> Your assignment
Your task is to copy every line of the entries that holds the word "très".

Entries from a dataset of interfaces:
▼
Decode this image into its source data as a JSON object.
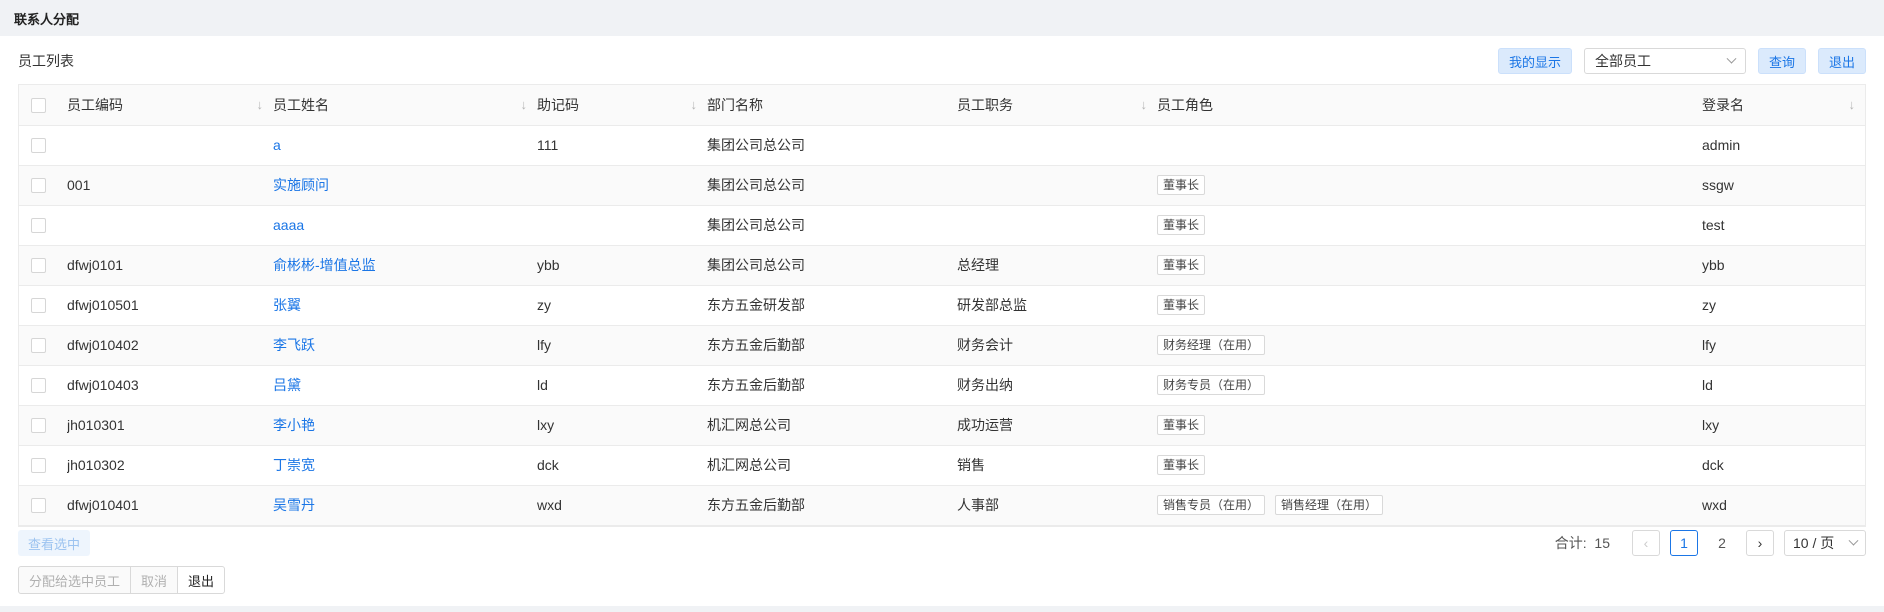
{
  "page": {
    "title": "联系人分配"
  },
  "panel": {
    "title": "员工列表",
    "my_display_label": "我的显示",
    "employee_filter": "全部员工",
    "query_label": "查询",
    "exit_label": "退出"
  },
  "table": {
    "columns": [
      "员工编码",
      "员工姓名",
      "助记码",
      "部门名称",
      "员工职务",
      "员工角色",
      "登录名"
    ],
    "rows": [
      {
        "code": "",
        "name": "a",
        "mnemonic": "111",
        "dept": "集团公司总公司",
        "title": "",
        "roles": [],
        "login": "admin"
      },
      {
        "code": "001",
        "name": "实施顾问",
        "mnemonic": "",
        "dept": "集团公司总公司",
        "title": "",
        "roles": [
          "董事长"
        ],
        "login": "ssgw"
      },
      {
        "code": "",
        "name": "aaaa",
        "mnemonic": "",
        "dept": "集团公司总公司",
        "title": "",
        "roles": [
          "董事长"
        ],
        "login": "test"
      },
      {
        "code": "dfwj0101",
        "name": "俞彬彬-增值总监",
        "mnemonic": "ybb",
        "dept": "集团公司总公司",
        "title": "总经理",
        "roles": [
          "董事长"
        ],
        "login": "ybb"
      },
      {
        "code": "dfwj010501",
        "name": "张翼",
        "mnemonic": "zy",
        "dept": "东方五金研发部",
        "title": "研发部总监",
        "roles": [
          "董事长"
        ],
        "login": "zy"
      },
      {
        "code": "dfwj010402",
        "name": "李飞跃",
        "mnemonic": "lfy",
        "dept": "东方五金后勤部",
        "title": "财务会计",
        "roles": [
          "财务经理（在用）"
        ],
        "login": "lfy"
      },
      {
        "code": "dfwj010403",
        "name": "吕黛",
        "mnemonic": "ld",
        "dept": "东方五金后勤部",
        "title": "财务出纳",
        "roles": [
          "财务专员（在用）"
        ],
        "login": "ld"
      },
      {
        "code": "jh010301",
        "name": "李小艳",
        "mnemonic": "lxy",
        "dept": "机汇网总公司",
        "title": "成功运营",
        "roles": [
          "董事长"
        ],
        "login": "lxy"
      },
      {
        "code": "jh010302",
        "name": "丁崇宽",
        "mnemonic": "dck",
        "dept": "机汇网总公司",
        "title": "销售",
        "roles": [
          "董事长"
        ],
        "login": "dck"
      },
      {
        "code": "dfwj010401",
        "name": "吴雪丹",
        "mnemonic": "wxd",
        "dept": "东方五金后勤部",
        "title": "人事部",
        "roles": [
          "销售专员（在用）",
          "销售经理（在用）"
        ],
        "login": "wxd"
      }
    ]
  },
  "footer": {
    "view_selected_label": "查看选中",
    "total_label": "合计:",
    "total_value": "15",
    "pages": [
      "1",
      "2"
    ],
    "current_page": "1",
    "page_size": "10 / 页"
  },
  "actions": {
    "assign_label": "分配给选中员工",
    "cancel_label": "取消",
    "exit_label": "退出"
  },
  "colors": {
    "accent": "#1b76e6",
    "accent_light": "#dbeafc"
  },
  "icons": [
    "sort-arrow-icon",
    "chevron-down-icon",
    "chevron-left-icon",
    "chevron-right-icon",
    "checkbox-icon"
  ]
}
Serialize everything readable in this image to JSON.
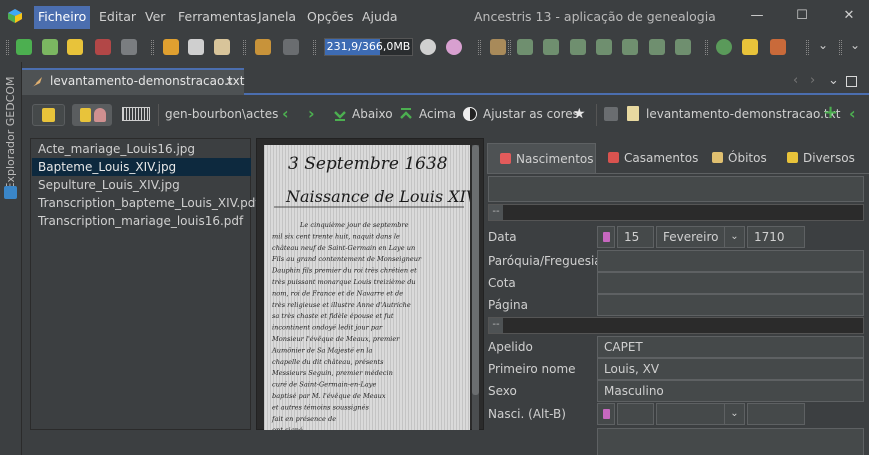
{
  "titlebar": {
    "title": "Ancestris 13 - aplicação de genealogia",
    "menus": [
      "Ficheiro",
      "Editar",
      "Ver",
      "Ferramentas",
      "Janela",
      "Opções",
      "Ajuda"
    ],
    "active_menu": "Ficheiro",
    "window_buttons": {
      "minimize": "—",
      "maximize": "☐",
      "close": "✕"
    }
  },
  "toolbar": {
    "memory_text": "231,9/366,0MB",
    "memory_fraction": 0.63
  },
  "left_strip": {
    "explorer_label": "Explorador GEDCOM"
  },
  "document_tab": {
    "label": "levantamento-demonstracao.txt",
    "close": "x"
  },
  "tab_nav": {
    "prev": "‹",
    "next": "›",
    "menu": "⌄"
  },
  "doc_toolbar": {
    "folder_path": "gen-bourbon\\actes",
    "down_label": "Abaixo",
    "up_label": "Acima",
    "adjust_colors_label": "Ajustar as cores",
    "file_label": "levantamento-demonstracao.txt"
  },
  "file_list": {
    "items": [
      "Acte_mariage_Louis16.jpg",
      "Bapteme_Louis_XIV.jpg",
      "Sepulture_Louis_XIV.jpg",
      "Transcription_bapteme_Louis_XIV.pdf",
      "Transcription_mariage_louis16.pdf"
    ],
    "selected_index": 1
  },
  "manuscript": {
    "date_heading": "3 Septembre 1638",
    "title": "Naissance de Louis XIV",
    "lines": [
      "Le cinquième jour de septembre",
      "mil six cent trente huit, naquit dans le",
      "château neuf de Saint-Germain en Laye un",
      "Fils au grand contentement de Monseigneur",
      "Dauphin fils premier du roi très chrétien et",
      "très puissant monarque Louis treizième du",
      "nom, roi de France et de Navarre et de",
      "très religieuse et illustre Anne d'Autriche",
      "sa très chaste et fidèle épouse et fut",
      "incontinent ondoyé ledit jour par",
      "Monsieur l'évêque de Meaux, premier",
      "Aumônier de Sa Majesté en la",
      "chapelle du dit château, présents",
      "Messieurs Seguin, premier médecin",
      "curé de Saint-Germain-en-Laye",
      "baptisé par M. l'évêque de Meaux",
      "et autres témoins soussignés",
      "fait en présence de",
      "ont signé"
    ]
  },
  "form_tabs": [
    {
      "label": "Nascimentos",
      "icon": "births-icon",
      "color": "#e35b5b"
    },
    {
      "label": "Casamentos",
      "icon": "marriages-icon",
      "color": "#d9534f"
    },
    {
      "label": "Óbitos",
      "icon": "deaths-icon",
      "color": "#e0c070"
    },
    {
      "label": "Diversos",
      "icon": "misc-icon",
      "color": "#e8c33a"
    }
  ],
  "form": {
    "collapse_label": "--",
    "date_label": "Data",
    "day": "15",
    "month": "Fevereiro",
    "year": "1710",
    "parish_label": "Paróquia/Freguesia",
    "parish_value": "",
    "cote_label": "Cota",
    "cote_value": "",
    "page_label": "Página",
    "page_value": "",
    "surname_label": "Apelido",
    "surname_value": "CAPET",
    "firstname_label": "Primeiro nome",
    "firstname_value": "Louis, XV",
    "sex_label": "Sexo",
    "sex_value": "Masculino",
    "birth_label": "Nasci. (Alt-B)",
    "birth_day": "",
    "birth_month": "",
    "birth_year": ""
  },
  "colors": {
    "accent": "#4b6eaf",
    "selected_row": "#0d293e",
    "background": "#3c3f41",
    "panel": "#45494a"
  }
}
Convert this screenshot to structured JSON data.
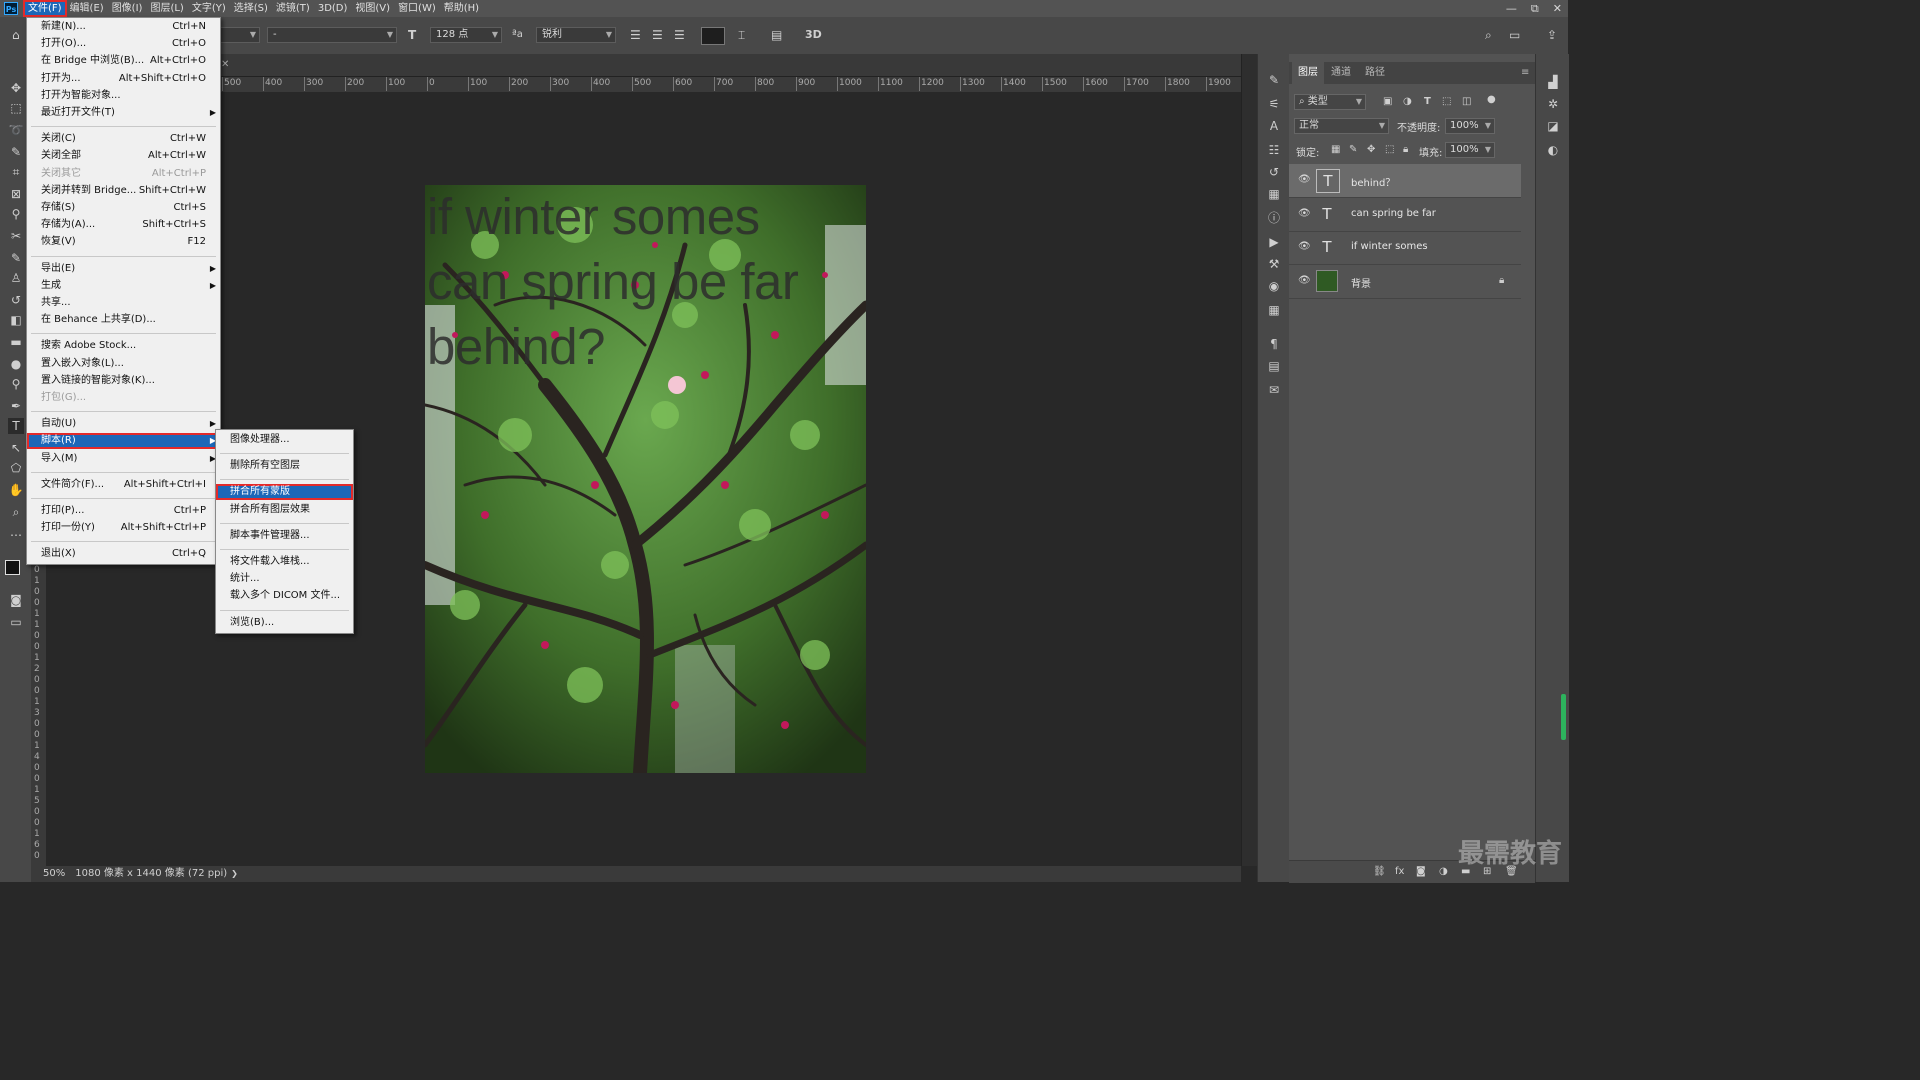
{
  "menubar": {
    "app_logo": "Ps",
    "items": [
      "文件(F)",
      "编辑(E)",
      "图像(I)",
      "图层(L)",
      "文字(Y)",
      "选择(S)",
      "滤镜(T)",
      "3D(D)",
      "视图(V)",
      "窗口(W)",
      "帮助(H)"
    ],
    "active_index": 0
  },
  "window_controls": {
    "minimize": "—",
    "restore": "⧉",
    "close": "✕"
  },
  "options_bar": {
    "font_style": "-",
    "font_size": "128 点",
    "aa_label": "ªa",
    "antialias": "锐利",
    "btn_3d": "3D",
    "text_color": "#1e1e1e"
  },
  "ruler": {
    "h_labels": [
      "500",
      "400",
      "300",
      "200",
      "100",
      "0",
      "100",
      "200",
      "300",
      "400",
      "500",
      "600",
      "700",
      "800",
      "900",
      "1000",
      "1100",
      "1200",
      "1300",
      "1400",
      "1500",
      "1600",
      "1700",
      "1800",
      "1900"
    ],
    "v_labels": [
      "0",
      "1",
      "0",
      "0",
      "1",
      "1",
      "0",
      "0",
      "1",
      "2",
      "0",
      "0",
      "1",
      "3",
      "0",
      "0",
      "1",
      "4",
      "0",
      "0",
      "1",
      "5",
      "0",
      "0",
      "1",
      "6",
      "0"
    ]
  },
  "canvas_text": [
    "if winter somes",
    "can spring be far",
    "behind?"
  ],
  "status": {
    "zoom": "50%",
    "doc_info": "1080 像素 x 1440 像素 (72 ppi)",
    "arrow": "❯"
  },
  "file_menu": {
    "items": [
      {
        "label": "新建(N)...",
        "shortcut": "Ctrl+N"
      },
      {
        "label": "打开(O)...",
        "shortcut": "Ctrl+O"
      },
      {
        "label": "在 Bridge 中浏览(B)...",
        "shortcut": "Alt+Ctrl+O"
      },
      {
        "label": "打开为...",
        "shortcut": "Alt+Shift+Ctrl+O"
      },
      {
        "label": "打开为智能对象..."
      },
      {
        "label": "最近打开文件(T)",
        "submenu": true
      },
      {
        "sep": true
      },
      {
        "label": "关闭(C)",
        "shortcut": "Ctrl+W"
      },
      {
        "label": "关闭全部",
        "shortcut": "Alt+Ctrl+W"
      },
      {
        "label": "关闭其它",
        "shortcut": "Alt+Ctrl+P",
        "disabled": true
      },
      {
        "label": "关闭并转到 Bridge...",
        "shortcut": "Shift+Ctrl+W"
      },
      {
        "label": "存储(S)",
        "shortcut": "Ctrl+S"
      },
      {
        "label": "存储为(A)...",
        "shortcut": "Shift+Ctrl+S"
      },
      {
        "label": "恢复(V)",
        "shortcut": "F12"
      },
      {
        "sep": true
      },
      {
        "label": "导出(E)",
        "submenu": true
      },
      {
        "label": "生成",
        "submenu": true
      },
      {
        "label": "共享..."
      },
      {
        "label": "在 Behance 上共享(D)..."
      },
      {
        "sep": true
      },
      {
        "label": "搜索 Adobe Stock..."
      },
      {
        "label": "置入嵌入对象(L)..."
      },
      {
        "label": "置入链接的智能对象(K)..."
      },
      {
        "label": "打包(G)...",
        "disabled": true
      },
      {
        "sep": true
      },
      {
        "label": "自动(U)",
        "submenu": true
      },
      {
        "label": "脚本(R)",
        "submenu": true,
        "highlight": true
      },
      {
        "label": "导入(M)",
        "submenu": true
      },
      {
        "sep": true
      },
      {
        "label": "文件简介(F)...",
        "shortcut": "Alt+Shift+Ctrl+I"
      },
      {
        "sep": true
      },
      {
        "label": "打印(P)...",
        "shortcut": "Ctrl+P"
      },
      {
        "label": "打印一份(Y)",
        "shortcut": "Alt+Shift+Ctrl+P"
      },
      {
        "sep": true
      },
      {
        "label": "退出(X)",
        "shortcut": "Ctrl+Q"
      }
    ]
  },
  "script_submenu": {
    "items": [
      {
        "label": "图像处理器..."
      },
      {
        "sep": true
      },
      {
        "label": "删除所有空图层"
      },
      {
        "sep": true
      },
      {
        "label": "拼合所有蒙版",
        "highlight": true
      },
      {
        "label": "拼合所有图层效果"
      },
      {
        "sep": true
      },
      {
        "label": "脚本事件管理器..."
      },
      {
        "sep": true
      },
      {
        "label": "将文件载入堆栈..."
      },
      {
        "label": "统计..."
      },
      {
        "label": "载入多个 DICOM 文件..."
      },
      {
        "sep": true
      },
      {
        "label": "浏览(B)..."
      }
    ]
  },
  "layers_panel": {
    "tabs": [
      "图层",
      "通道",
      "路径"
    ],
    "filter_kind": "类型",
    "blend_mode": "正常",
    "opacity_label": "不透明度:",
    "opacity_value": "100%",
    "lock_label": "锁定:",
    "fill_label": "填充:",
    "fill_value": "100%",
    "layers": [
      {
        "name": "behind？",
        "type": "text",
        "selected": true
      },
      {
        "name": "can spring be far",
        "type": "text"
      },
      {
        "name": "if winter somes",
        "type": "text"
      },
      {
        "name": "背景",
        "type": "image",
        "locked": true
      }
    ],
    "text_glyph": "T"
  },
  "watermark": "最需教育"
}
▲
> The completed task
      "Dauphin fils premier du roi très chrétien et",
      "très puissant monarque Louis treizième du",
      "très religieuse et illustre Anne d'Autriche",
      "sa très chaste et fidèle épouse et fut",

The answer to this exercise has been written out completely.